■ WORK TASK ■
Please set down the data word for word; images do not go in the copy.

Start of SOURCE MATERIAL

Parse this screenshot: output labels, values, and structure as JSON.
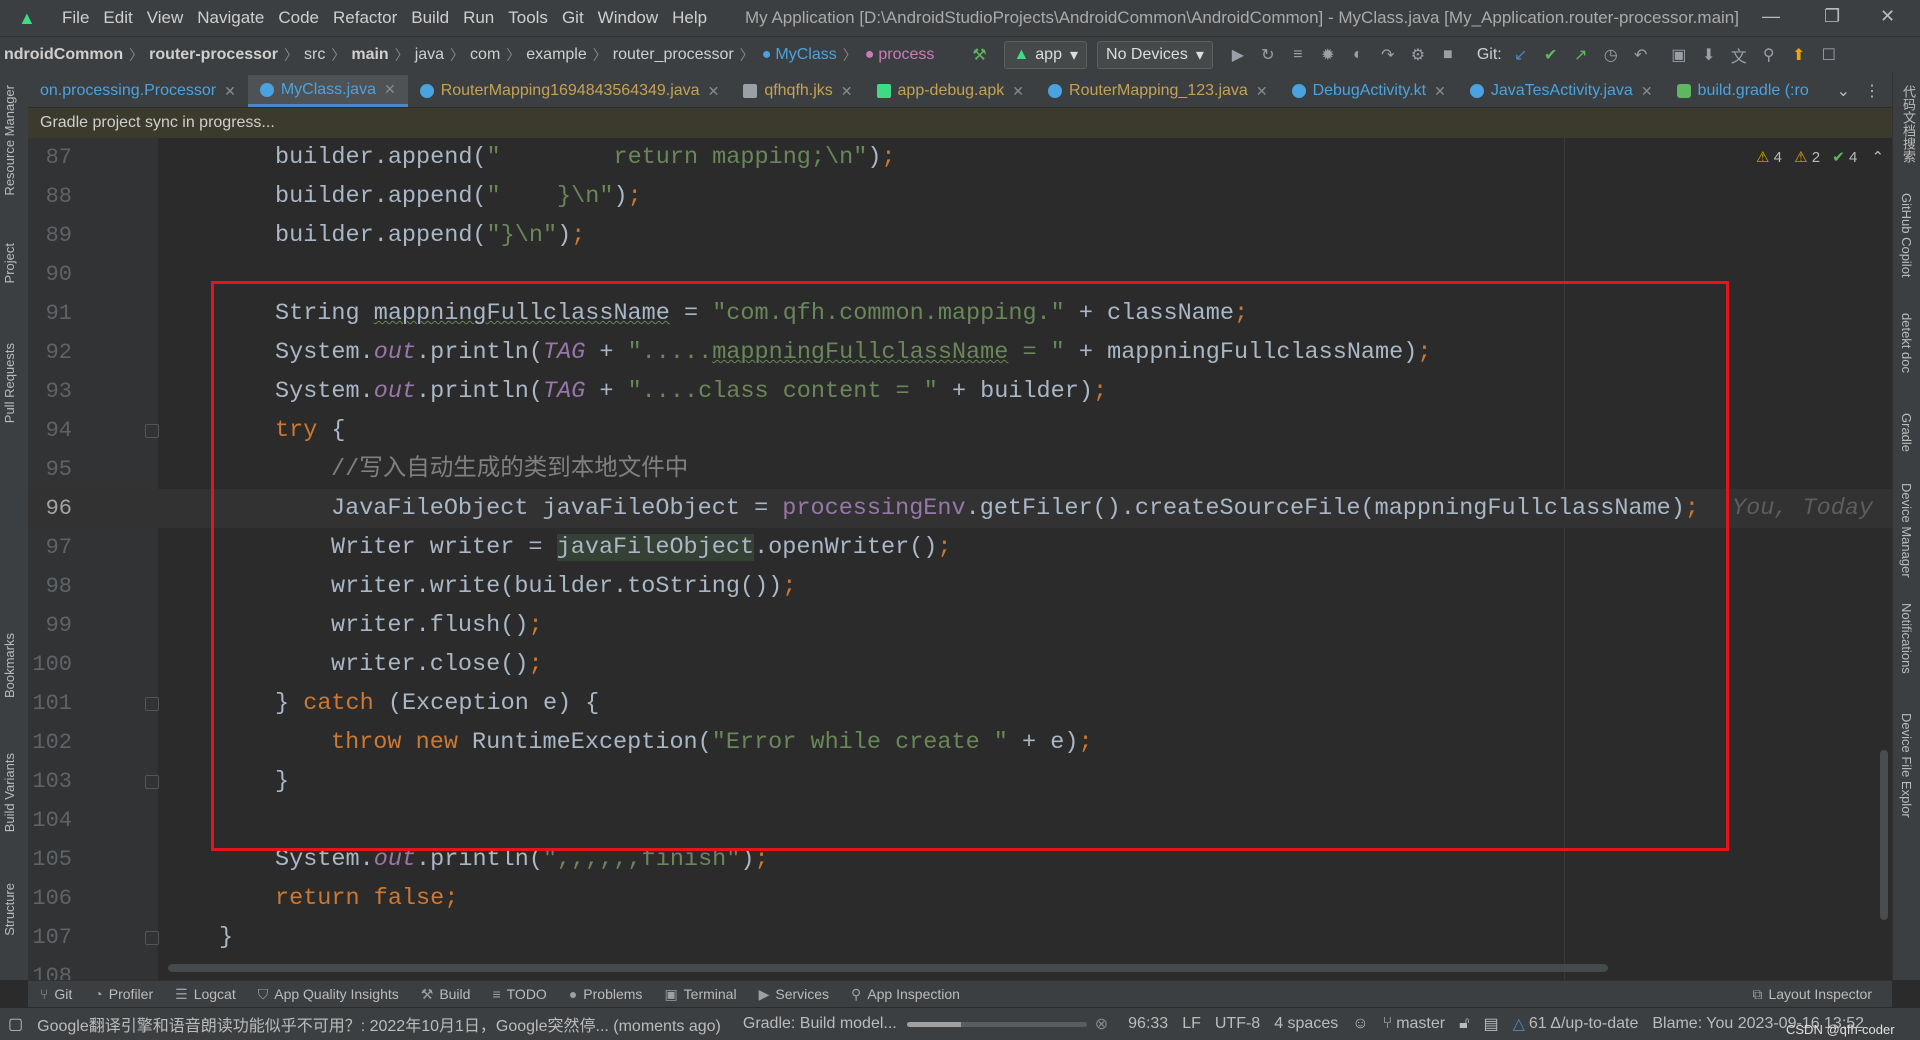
{
  "menu": {
    "items": [
      "File",
      "Edit",
      "View",
      "Navigate",
      "Code",
      "Refactor",
      "Build",
      "Run",
      "Tools",
      "Git",
      "Window",
      "Help"
    ],
    "title": "My Application [D:\\AndroidStudioProjects\\AndroidCommon\\AndroidCommon] - MyClass.java [My_Application.router-processor.main]"
  },
  "breadcrumb": {
    "items": [
      "ndroidCommon",
      "router-processor",
      "src",
      "main",
      "java",
      "com",
      "example",
      "router_processor",
      "MyClass",
      "process"
    ],
    "run_config": "app",
    "devices": "No Devices",
    "git_label": "Git:"
  },
  "tabs": [
    {
      "label": "on.processing.Processor",
      "active": false
    },
    {
      "label": "MyClass.java",
      "active": true
    },
    {
      "label": "RouterMapping1694843564349.java",
      "active": false
    },
    {
      "label": "qfhqfh.jks",
      "active": false
    },
    {
      "label": "app-debug.apk",
      "active": false
    },
    {
      "label": "RouterMapping_123.java",
      "active": false
    },
    {
      "label": "DebugActivity.kt",
      "active": false
    },
    {
      "label": "JavaTesActivity.java",
      "active": false
    },
    {
      "label": "build.gradle (:ro",
      "active": false
    }
  ],
  "banner": "Gradle project sync in progress...",
  "left_tools": [
    "Resource Manager",
    "Project",
    "Pull Requests",
    "Bookmarks",
    "Build Variants",
    "Structure"
  ],
  "right_tools": [
    "代码文档搜索",
    "GitHub Copilot",
    "detekt doc",
    "Gradle",
    "Device Manager",
    "Notifications",
    "Device File Explor"
  ],
  "inspections": {
    "warn1": "4",
    "warn2": "2",
    "ok": "4"
  },
  "editor": {
    "current_line": "96",
    "blame_inline": "You, Today",
    "lines": [
      {
        "n": "87"
      },
      {
        "n": "88"
      },
      {
        "n": "89"
      },
      {
        "n": "90"
      },
      {
        "n": "91"
      },
      {
        "n": "92"
      },
      {
        "n": "93"
      },
      {
        "n": "94"
      },
      {
        "n": "95"
      },
      {
        "n": "96"
      },
      {
        "n": "97"
      },
      {
        "n": "98"
      },
      {
        "n": "99"
      },
      {
        "n": "100"
      },
      {
        "n": "101"
      },
      {
        "n": "102"
      },
      {
        "n": "103"
      },
      {
        "n": "104"
      },
      {
        "n": "105"
      },
      {
        "n": "106"
      },
      {
        "n": "107"
      },
      {
        "n": "108"
      }
    ]
  },
  "bottom_tabs": [
    "Git",
    "Profiler",
    "Logcat",
    "App Quality Insights",
    "Build",
    "TODO",
    "Problems",
    "Terminal",
    "Services",
    "App Inspection",
    "Layout Inspector"
  ],
  "status": {
    "message": "Google翻译引擎和语音朗读功能似乎不可用？: 2022年10月1日，Google突然停... (moments ago)",
    "gradle": "Gradle: Build model...",
    "position": "96:33",
    "line_sep": "LF",
    "encoding": "UTF-8",
    "indent": "4 spaces",
    "branch": "master",
    "updates": "61 Δ/up-to-date",
    "blame": "Blame: You 2023-09-16 13:52",
    "watermark": "CSDN @qfh-coder"
  },
  "colors": {
    "accent": "#4a88c7",
    "highlight_box": "#e8141c",
    "keyword": "#cc7832",
    "string": "#6a8759"
  }
}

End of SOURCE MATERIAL

■ SOLVED PROBLEM ■
Parse this screenshot: output labels, values, and structure as JSON.
{
  "menu": {
    "items": [
      "File",
      "Edit",
      "View",
      "Navigate",
      "Code",
      "Refactor",
      "Build",
      "Run",
      "Tools",
      "Git",
      "Window",
      "Help"
    ],
    "title": "My Application [D:\\AndroidStudioProjects\\AndroidCommon\\AndroidCommon] - MyClass.java [My_Application.router-processor.main]"
  },
  "breadcrumb": {
    "items": [
      "ndroidCommon",
      "router-processor",
      "src",
      "main",
      "java",
      "com",
      "example",
      "router_processor",
      "MyClass",
      "process"
    ],
    "run_config": "app",
    "devices": "No Devices",
    "git_label": "Git:"
  },
  "tabs": [
    {
      "label": "on.processing.Processor",
      "active": false
    },
    {
      "label": "MyClass.java",
      "active": true
    },
    {
      "label": "RouterMapping1694843564349.java",
      "active": false
    },
    {
      "label": "qfhqfh.jks",
      "active": false
    },
    {
      "label": "app-debug.apk",
      "active": false
    },
    {
      "label": "RouterMapping_123.java",
      "active": false
    },
    {
      "label": "DebugActivity.kt",
      "active": false
    },
    {
      "label": "JavaTesActivity.java",
      "active": false
    },
    {
      "label": "build.gradle (:ro",
      "active": false
    }
  ],
  "banner": "Gradle project sync in progress...",
  "left_tools": [
    "Resource Manager",
    "Project",
    "Pull Requests",
    "Bookmarks",
    "Build Variants",
    "Structure"
  ],
  "right_tools": [
    "代码文档搜索",
    "GitHub Copilot",
    "detekt doc",
    "Gradle",
    "Device Manager",
    "Notifications",
    "Device File Explor"
  ],
  "inspections": {
    "warn1": "4",
    "warn2": "2",
    "ok": "4"
  },
  "editor": {
    "current_line": "96",
    "blame_inline": "You, Today",
    "lines": [
      {
        "n": "87"
      },
      {
        "n": "88"
      },
      {
        "n": "89"
      },
      {
        "n": "90"
      },
      {
        "n": "91"
      },
      {
        "n": "92"
      },
      {
        "n": "93"
      },
      {
        "n": "94"
      },
      {
        "n": "95"
      },
      {
        "n": "96"
      },
      {
        "n": "97"
      },
      {
        "n": "98"
      },
      {
        "n": "99"
      },
      {
        "n": "100"
      },
      {
        "n": "101"
      },
      {
        "n": "102"
      },
      {
        "n": "103"
      },
      {
        "n": "104"
      },
      {
        "n": "105"
      },
      {
        "n": "106"
      },
      {
        "n": "107"
      },
      {
        "n": "108"
      }
    ]
  },
  "bottom_tabs": [
    "Git",
    "Profiler",
    "Logcat",
    "App Quality Insights",
    "Build",
    "TODO",
    "Problems",
    "Terminal",
    "Services",
    "App Inspection",
    "Layout Inspector"
  ],
  "status": {
    "message": "Google翻译引擎和语音朗读功能似乎不可用？: 2022年10月1日，Google突然停... (moments ago)",
    "gradle": "Gradle: Build model...",
    "position": "96:33",
    "line_sep": "LF",
    "encoding": "UTF-8",
    "indent": "4 spaces",
    "branch": "master",
    "updates": "61 Δ/up-to-date",
    "blame": "Blame: You 2023-09-16 13:52",
    "watermark": "CSDN @qfh-coder"
  },
  "colors": {
    "accent": "#4a88c7",
    "highlight_box": "#e8141c",
    "keyword": "#cc7832",
    "string": "#6a8759"
  }
}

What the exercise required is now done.